The blessing also reminds us of those who have little or no food to eat. In an act called Tikun Olam, repairing the world, Jews are exhorted to share with others, to bring about an end to poverty and hunger.

The holiday of Thanksgiving, in my opinion, helps us all in fulfilling the Hebrew blessing over bread. We acknowledge our reverence for God or whatever spiritual deity we rely on by sitting down at our tables and saying “Thank you, for your providence.” We give thanks that we, in this land of plenty, can go to a store and purchase food without waiting in lines (except at the check out!) or be issued rations based on our race or creed. We give thanks that although these are tough economic times, we still have food on our tables which we are willing to share with others that are in need.

The beautiful words of the Grace after Meals summarizes it all: “You provide all the food that comes to us,

Guiding and nourishing our lives.

Now we hope and pray,

For a wondrous and great day

Where no one in our world

Will lack bread or food to eat.

We will work to help bring that time

When all who hunger will eat and be filled,

Everyone will know that yours is the power

Sustaining all life and doing good for all.

We bless you now Eternal One for feeding everything.” (Translated by Burt Jacobson, Reconstructionist Press: 2010)
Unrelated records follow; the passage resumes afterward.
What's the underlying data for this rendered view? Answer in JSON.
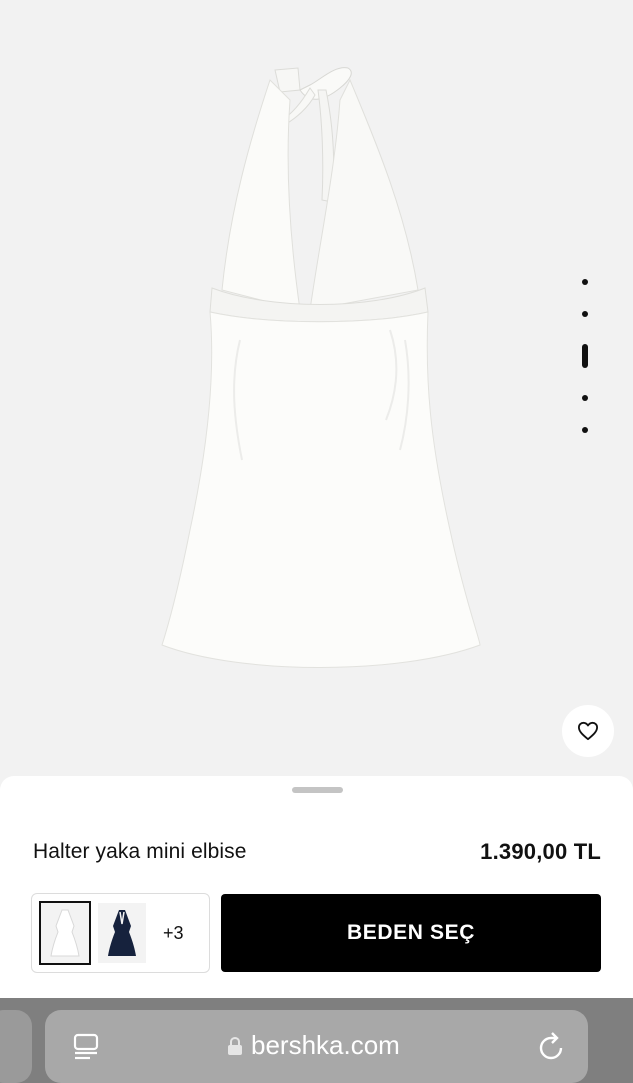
{
  "product": {
    "title": "Halter yaka mini elbise",
    "price": "1.390,00 TL",
    "image_icon": "white-halter-dress-image"
  },
  "gallery": {
    "page_count": 5,
    "active_page": 3
  },
  "favorite": {
    "icon": "heart-icon"
  },
  "variants": {
    "items": [
      {
        "name": "white",
        "color": "#ffffff",
        "selected": true
      },
      {
        "name": "navy",
        "color": "#16223d",
        "selected": false
      }
    ],
    "more_label": "+3"
  },
  "actions": {
    "select_size_label": "BEDEN SEÇ"
  },
  "browser": {
    "url": "bershka.com",
    "icons": [
      "reader-icon",
      "lock-icon",
      "reload-icon"
    ]
  },
  "colors": {
    "background": "#f2f2f2",
    "sheet": "#ffffff",
    "button": "#000000",
    "browser_bar": "#7f7f7f"
  }
}
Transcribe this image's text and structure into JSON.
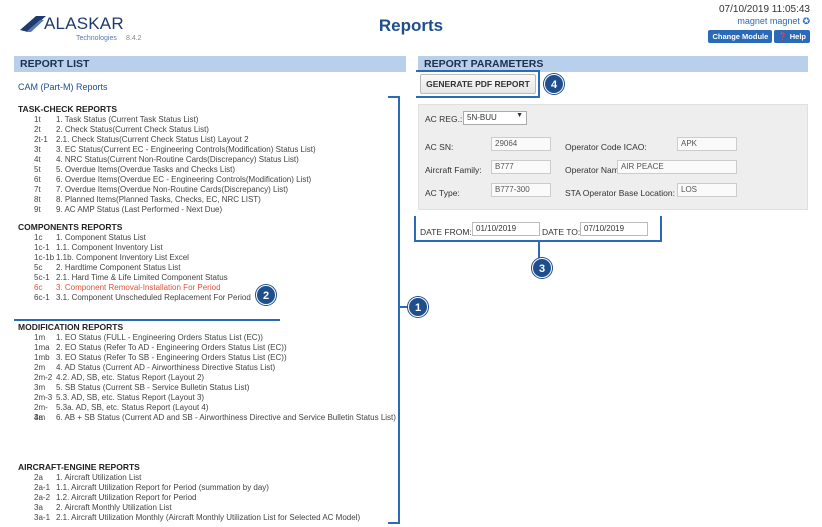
{
  "header": {
    "brand": "ALASKAR",
    "brand_sub": "Technologies",
    "version": "8.4.2",
    "title": "Reports",
    "datetime": "07/10/2019 11:05:43",
    "user": "magnet magnet",
    "change_module_label": "Change Module",
    "help_label": "Help"
  },
  "left": {
    "panel_title": "REPORT LIST",
    "cam_link": "CAM (Part-M) Reports",
    "sections": [
      {
        "title": "TASK-CHECK REPORTS",
        "items": [
          {
            "code": "1t",
            "label": "1. Task Status (Current Task Status List)"
          },
          {
            "code": "2t",
            "label": "2. Check Status(Current Check Status List)"
          },
          {
            "code": "2t-1",
            "label": "2.1. Check Status(Current Check Status List) Layout 2"
          },
          {
            "code": "3t",
            "label": "3. EC Status(Current EC - Engineering Controls(Modification) Status List)"
          },
          {
            "code": "4t",
            "label": "4. NRC Status(Current Non-Routine Cards(Discrepancy) Status List)"
          },
          {
            "code": "5t",
            "label": "5. Overdue Items(Overdue Tasks and Checks List)"
          },
          {
            "code": "6t",
            "label": "6. Overdue Items(Overdue EC - Engineering Controls(Modification) List)"
          },
          {
            "code": "7t",
            "label": "7. Overdue Items(Overdue Non-Routine Cards(Discrepancy) List)"
          },
          {
            "code": "8t",
            "label": "8. Planned Items(Planned Tasks, Checks, EC, NRC LIST)"
          },
          {
            "code": "9t",
            "label": "9. AC AMP Status (Last Performed - Next Due)"
          }
        ]
      },
      {
        "title": "COMPONENTS REPORTS",
        "items": [
          {
            "code": "1c",
            "label": "1. Component Status List"
          },
          {
            "code": "1c-1",
            "label": "1.1. Component Inventory List"
          },
          {
            "code": "1c-1b",
            "label": "1.1b. Component Inventory List Excel"
          },
          {
            "code": "5c",
            "label": "2. Hardtime Component Status List"
          },
          {
            "code": "5c-1",
            "label": "2.1. Hard Time & Life Limited Component Status"
          },
          {
            "code": "6c",
            "label": "3. Component Removal-Installation For Period"
          },
          {
            "code": "6c-1",
            "label": "3.1. Component Unscheduled Replacement For Period"
          }
        ]
      },
      {
        "title": "MODIFICATION REPORTS",
        "items": [
          {
            "code": "1m",
            "label": "1. EO Status (FULL - Engineering Orders Status List (EC))"
          },
          {
            "code": "1ma",
            "label": "2. EO Status (Refer To AD - Engineering Orders Status List (EC))"
          },
          {
            "code": "1mb",
            "label": "3. EO Status (Refer To SB - Engineering Orders Status List (EC))"
          },
          {
            "code": "2m",
            "label": "4. AD Status (Current AD - Airworthiness Directive Status List)"
          },
          {
            "code": "2m-2",
            "label": "4.2. AD, SB, etc. Status Report (Layout 2)"
          },
          {
            "code": "3m",
            "label": "5. SB Status (Current SB - Service Bulletin Status List)"
          },
          {
            "code": "2m-3",
            "label": "5.3. AD, SB, etc. Status Report (Layout 3)"
          },
          {
            "code": "2m-3a",
            "label": "5.3a. AD, SB, etc. Status Report (Layout 4)"
          },
          {
            "code": "4m",
            "label": "6. AB + SB Status (Current AD and SB - Airworthiness Directive and Service Bulletin Status List)"
          }
        ]
      },
      {
        "title": "AIRCRAFT-ENGINE REPORTS",
        "items": [
          {
            "code": "2a",
            "label": "1. Aircraft Utilization List"
          },
          {
            "code": "2a-1",
            "label": "1.1. Aircraft Utilization Report for Period (summation by day)"
          },
          {
            "code": "2a-2",
            "label": "1.2. Aircraft Utilization Report for Period"
          },
          {
            "code": "3a",
            "label": "2. Aircraft Monthly Utilization List"
          },
          {
            "code": "3a-1",
            "label": "2.1. Aircraft Utilization Monthly (Aircraft Monthly Utilization List for Selected AC Model)"
          }
        ]
      }
    ]
  },
  "right": {
    "panel_title": "REPORT PARAMETERS",
    "generate_label": "GENERATE PDF REPORT",
    "ac_reg_label": "AC REG.:",
    "ac_reg_value": "5N-BUU",
    "ac_sn_label": "AC SN:",
    "ac_sn_value": "29064",
    "operator_icao_label": "Operator Code ICAO:",
    "operator_icao_value": "APK",
    "aircraft_family_label": "Aircraft Family:",
    "aircraft_family_value": "B777",
    "operator_name_label": "Operator Name:",
    "operator_name_value": "AIR PEACE",
    "ac_type_label": "AC Type:",
    "ac_type_value": "B777-300",
    "base_location_label": "STA Operator Base Location:",
    "base_location_value": "LOS",
    "date_from_label": "DATE FROM:",
    "date_from_value": "01/10/2019",
    "date_to_label": "DATE TO:",
    "date_to_value": "07/10/2019"
  },
  "badges": {
    "b1": "1",
    "b2": "2",
    "b3": "3",
    "b4": "4"
  }
}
May we all be privileged to sit down at our Thanksgiving tables in the true spirit of thankfulness. May we share our bounty with others, even as we share our faiths and traditions. And may we all work for a time when none will go hungry for want of a loaf of bread. Happy Thanksgiving!